Did you enjoy the interview?

Have you read The Storm-keeper’s Island yet? (If not, you have to!)

Do you have any questions you would like to ask Catherine Doyle?


Look out for more posts about The Storm-keeper’s Island this week on my blog, including my review, my write-up of the book launch and an exclusive extract!


Find me on Twitter , Goodreads or Instagram

13 Comments Add yours

  1. I am so excited to read this, but decided to save it for something I have coming up (which I do often 🙈) so am hoping I still get to read it quite soon. It looks beyond incredible. I really want to read Knights of the Borrowed Dark at some point too! I have the first on my TBR, and am kicking myself for forgetting to pack it for my holiday, along with a few others.
    Amy x

    Liked by 1 person

    1. I hope you love it, when you get to it! I sometimes really look forward to a book, then put off reading it when I finally get it – sometimes it’ s worry that it won’t live up to the high expectations and sometimes it’s just because I don’t want to it to be over!
      Hope your holiday is going well!

      Liked by 1 person

      1. We are having a lovely time, though I’ve managed to give myself quite bad sunburn. Hope everything is okay with you. I’m looking forward to reading the Storm Keeper’s Island when I get to it; it sounds wonderful and such an immersive world x

        Liked by 1 person

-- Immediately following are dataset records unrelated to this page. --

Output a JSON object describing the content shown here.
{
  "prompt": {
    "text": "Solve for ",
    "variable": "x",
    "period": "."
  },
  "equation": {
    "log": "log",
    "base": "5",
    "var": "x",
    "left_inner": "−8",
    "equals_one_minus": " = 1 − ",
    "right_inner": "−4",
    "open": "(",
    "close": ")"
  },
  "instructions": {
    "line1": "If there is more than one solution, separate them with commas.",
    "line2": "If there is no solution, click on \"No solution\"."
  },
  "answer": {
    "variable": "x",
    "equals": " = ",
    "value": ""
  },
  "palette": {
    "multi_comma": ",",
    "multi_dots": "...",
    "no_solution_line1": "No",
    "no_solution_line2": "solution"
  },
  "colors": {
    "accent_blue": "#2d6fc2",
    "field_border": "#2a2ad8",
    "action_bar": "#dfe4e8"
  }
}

  2. Katie K says:

    This sounds like an amazing book! I will be sure to look around for it and check out the upcoming book review 🙂 awesome 👏 blog too
    -Katie K 🌸
    http://www.katiethatbookishgirl.com

    Liked by 1 person

    1. Thank you! I will have a look at your blog too 🙂

      Like

Leave a Reply

Fill in your details below or click an icon to log in:

WordPress.com Logo

You are commenting using your WordPress.com account. Log Out /  Change )

Google photo

You are commenting using your Google account. Log Out /  Change )

Twitter picture

You are commenting using your Twitter account. Log Out /  Change )

Facebook photo

You are commenting using your Facebook account. Log Out /  Change )

Connecting to %s

This site uses Akismet to reduce spam. Learn how your comment data is processed.